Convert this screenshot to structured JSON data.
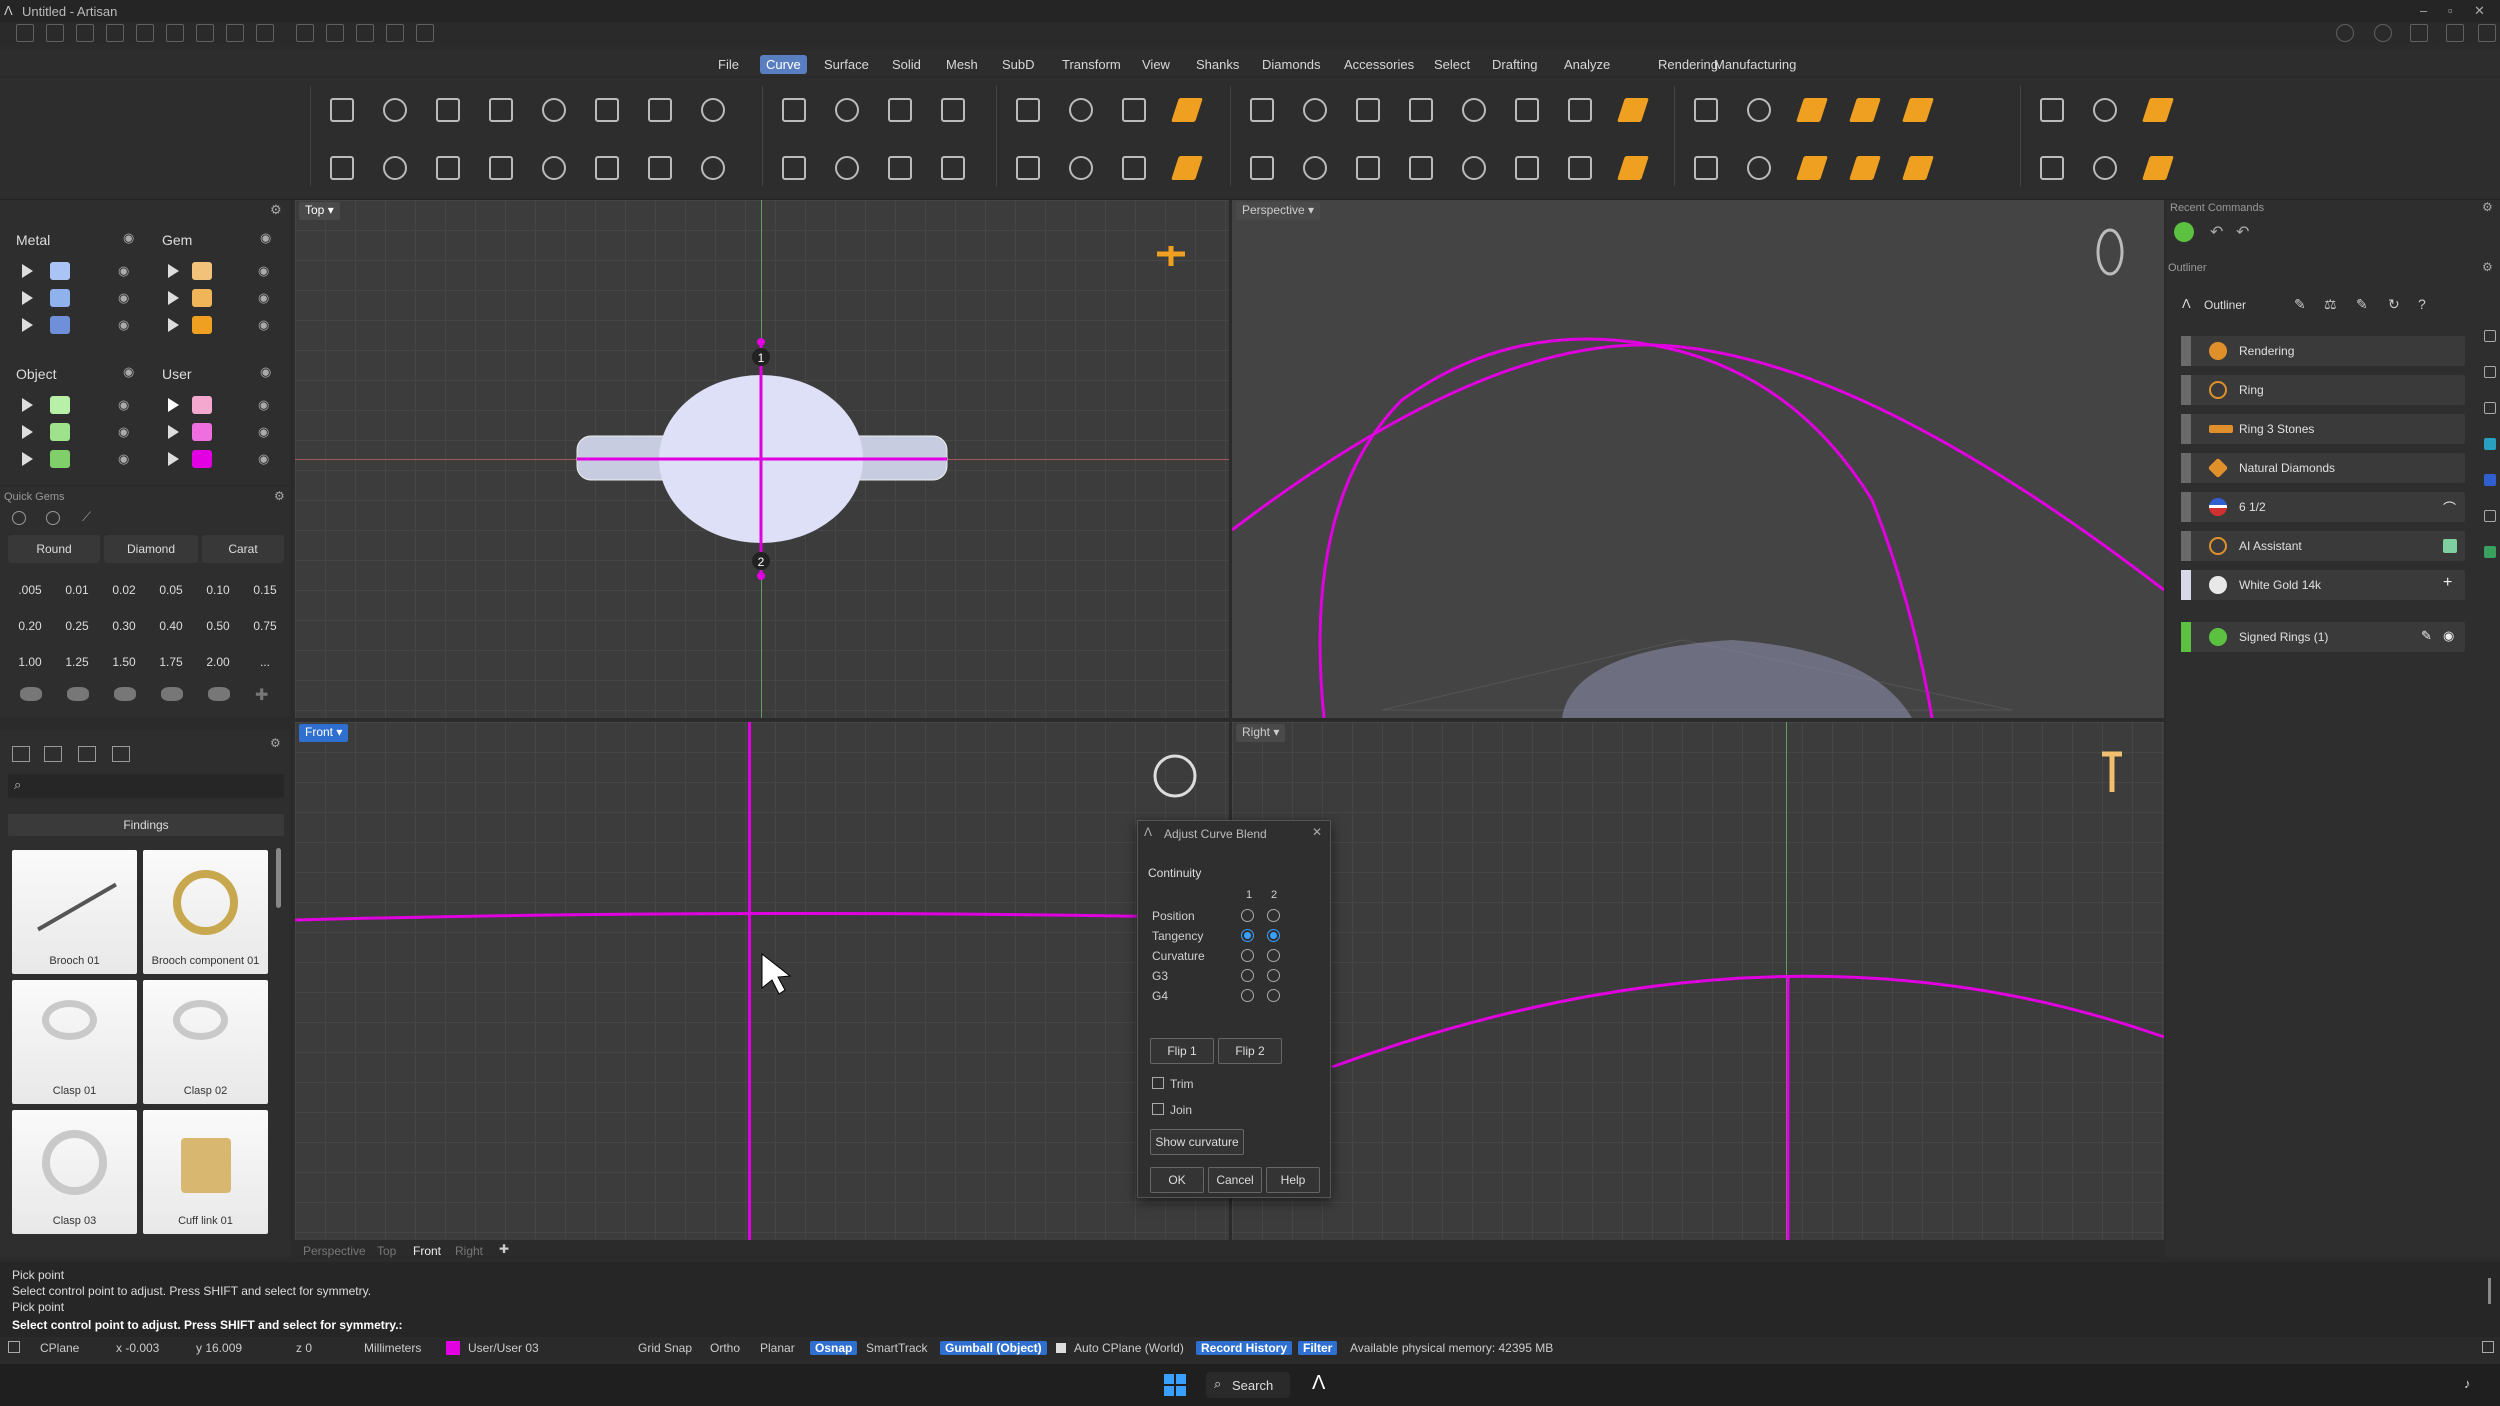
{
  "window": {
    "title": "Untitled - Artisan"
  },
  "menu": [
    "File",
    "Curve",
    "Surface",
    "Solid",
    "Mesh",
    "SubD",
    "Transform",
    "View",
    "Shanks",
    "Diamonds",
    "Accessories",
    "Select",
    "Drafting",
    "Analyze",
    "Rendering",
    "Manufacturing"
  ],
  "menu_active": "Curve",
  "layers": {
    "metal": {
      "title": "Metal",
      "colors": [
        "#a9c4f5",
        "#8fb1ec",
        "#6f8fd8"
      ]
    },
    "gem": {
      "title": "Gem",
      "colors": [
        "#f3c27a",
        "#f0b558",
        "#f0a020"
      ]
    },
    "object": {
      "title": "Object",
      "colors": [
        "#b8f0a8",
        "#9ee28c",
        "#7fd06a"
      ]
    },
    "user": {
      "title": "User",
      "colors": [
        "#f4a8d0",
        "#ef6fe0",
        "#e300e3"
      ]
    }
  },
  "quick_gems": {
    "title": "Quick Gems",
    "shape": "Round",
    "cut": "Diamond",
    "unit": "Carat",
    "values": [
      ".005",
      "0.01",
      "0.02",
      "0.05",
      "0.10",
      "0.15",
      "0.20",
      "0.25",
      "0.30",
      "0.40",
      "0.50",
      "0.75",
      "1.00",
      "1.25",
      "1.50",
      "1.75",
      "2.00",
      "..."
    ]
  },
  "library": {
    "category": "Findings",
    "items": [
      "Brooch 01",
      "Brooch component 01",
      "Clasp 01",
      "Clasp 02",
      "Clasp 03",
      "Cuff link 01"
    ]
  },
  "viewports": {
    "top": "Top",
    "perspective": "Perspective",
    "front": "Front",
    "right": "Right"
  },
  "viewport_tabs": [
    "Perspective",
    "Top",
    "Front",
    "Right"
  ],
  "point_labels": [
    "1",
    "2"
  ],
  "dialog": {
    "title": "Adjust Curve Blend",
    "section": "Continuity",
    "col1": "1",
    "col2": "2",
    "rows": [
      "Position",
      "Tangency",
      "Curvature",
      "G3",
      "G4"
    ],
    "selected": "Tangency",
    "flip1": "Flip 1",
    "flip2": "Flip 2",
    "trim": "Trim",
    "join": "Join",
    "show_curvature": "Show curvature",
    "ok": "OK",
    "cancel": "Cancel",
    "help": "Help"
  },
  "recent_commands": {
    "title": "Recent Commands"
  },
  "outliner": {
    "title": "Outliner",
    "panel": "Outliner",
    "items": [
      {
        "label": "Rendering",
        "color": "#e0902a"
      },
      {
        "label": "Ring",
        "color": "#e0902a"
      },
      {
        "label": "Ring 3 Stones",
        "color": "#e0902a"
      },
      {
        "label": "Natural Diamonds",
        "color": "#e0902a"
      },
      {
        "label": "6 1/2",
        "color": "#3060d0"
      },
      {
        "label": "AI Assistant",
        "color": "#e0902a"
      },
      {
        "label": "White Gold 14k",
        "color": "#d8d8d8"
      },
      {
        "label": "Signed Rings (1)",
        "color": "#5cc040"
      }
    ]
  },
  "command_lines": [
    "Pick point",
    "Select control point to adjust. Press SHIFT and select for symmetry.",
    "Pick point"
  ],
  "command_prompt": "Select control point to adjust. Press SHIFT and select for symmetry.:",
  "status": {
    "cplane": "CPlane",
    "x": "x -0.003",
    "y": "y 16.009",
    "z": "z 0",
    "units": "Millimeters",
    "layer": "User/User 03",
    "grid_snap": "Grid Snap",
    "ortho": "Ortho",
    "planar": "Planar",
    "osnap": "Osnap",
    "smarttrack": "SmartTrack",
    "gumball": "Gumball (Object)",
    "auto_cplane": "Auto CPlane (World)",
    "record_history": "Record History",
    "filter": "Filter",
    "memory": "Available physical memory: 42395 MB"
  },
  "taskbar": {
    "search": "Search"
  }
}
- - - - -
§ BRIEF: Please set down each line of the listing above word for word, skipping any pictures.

§ ANSWER BOX:
Convert this screenshot to structured JSON data.
{
  "window": {
    "title": "Untitled - Artisan"
  },
  "menu": [
    "File",
    "Curve",
    "Surface",
    "Solid",
    "Mesh",
    "SubD",
    "Transform",
    "View",
    "Shanks",
    "Diamonds",
    "Accessories",
    "Select",
    "Drafting",
    "Analyze",
    "Rendering",
    "Manufacturing"
  ],
  "menu_active": "Curve",
  "layers": {
    "metal": {
      "title": "Metal",
      "colors": [
        "#a9c4f5",
        "#8fb1ec",
        "#6f8fd8"
      ]
    },
    "gem": {
      "title": "Gem",
      "colors": [
        "#f3c27a",
        "#f0b558",
        "#f0a020"
      ]
    },
    "object": {
      "title": "Object",
      "colors": [
        "#b8f0a8",
        "#9ee28c",
        "#7fd06a"
      ]
    },
    "user": {
      "title": "User",
      "colors": [
        "#f4a8d0",
        "#ef6fe0",
        "#e300e3"
      ]
    }
  },
  "quick_gems": {
    "title": "Quick Gems",
    "shape": "Round",
    "cut": "Diamond",
    "unit": "Carat",
    "values": [
      ".005",
      "0.01",
      "0.02",
      "0.05",
      "0.10",
      "0.15",
      "0.20",
      "0.25",
      "0.30",
      "0.40",
      "0.50",
      "0.75",
      "1.00",
      "1.25",
      "1.50",
      "1.75",
      "2.00",
      "..."
    ]
  },
  "library": {
    "category": "Findings",
    "items": [
      "Brooch 01",
      "Brooch component 01",
      "Clasp 01",
      "Clasp 02",
      "Clasp 03",
      "Cuff link 01"
    ]
  },
  "viewports": {
    "top": "Top",
    "perspective": "Perspective",
    "front": "Front",
    "right": "Right"
  },
  "viewport_tabs": [
    "Perspective",
    "Top",
    "Front",
    "Right"
  ],
  "point_labels": [
    "1",
    "2"
  ],
  "dialog": {
    "title": "Adjust Curve Blend",
    "section": "Continuity",
    "col1": "1",
    "col2": "2",
    "rows": [
      "Position",
      "Tangency",
      "Curvature",
      "G3",
      "G4"
    ],
    "selected": "Tangency",
    "flip1": "Flip 1",
    "flip2": "Flip 2",
    "trim": "Trim",
    "join": "Join",
    "show_curvature": "Show curvature",
    "ok": "OK",
    "cancel": "Cancel",
    "help": "Help"
  },
  "recent_commands": {
    "title": "Recent Commands"
  },
  "outliner": {
    "title": "Outliner",
    "panel": "Outliner",
    "items": [
      {
        "label": "Rendering",
        "color": "#e0902a"
      },
      {
        "label": "Ring",
        "color": "#e0902a"
      },
      {
        "label": "Ring 3 Stones",
        "color": "#e0902a"
      },
      {
        "label": "Natural Diamonds",
        "color": "#e0902a"
      },
      {
        "label": "6 1/2",
        "color": "#3060d0"
      },
      {
        "label": "AI Assistant",
        "color": "#e0902a"
      },
      {
        "label": "White Gold 14k",
        "color": "#d8d8d8"
      },
      {
        "label": "Signed Rings (1)",
        "color": "#5cc040"
      }
    ]
  },
  "command_lines": [
    "Pick point",
    "Select control point to adjust. Press SHIFT and select for symmetry.",
    "Pick point"
  ],
  "command_prompt": "Select control point to adjust. Press SHIFT and select for symmetry.:",
  "status": {
    "cplane": "CPlane",
    "x": "x -0.003",
    "y": "y 16.009",
    "z": "z 0",
    "units": "Millimeters",
    "layer": "User/User 03",
    "grid_snap": "Grid Snap",
    "ortho": "Ortho",
    "planar": "Planar",
    "osnap": "Osnap",
    "smarttrack": "SmartTrack",
    "gumball": "Gumball (Object)",
    "auto_cplane": "Auto CPlane (World)",
    "record_history": "Record History",
    "filter": "Filter",
    "memory": "Available physical memory: 42395 MB"
  },
  "taskbar": {
    "search": "Search"
  }
}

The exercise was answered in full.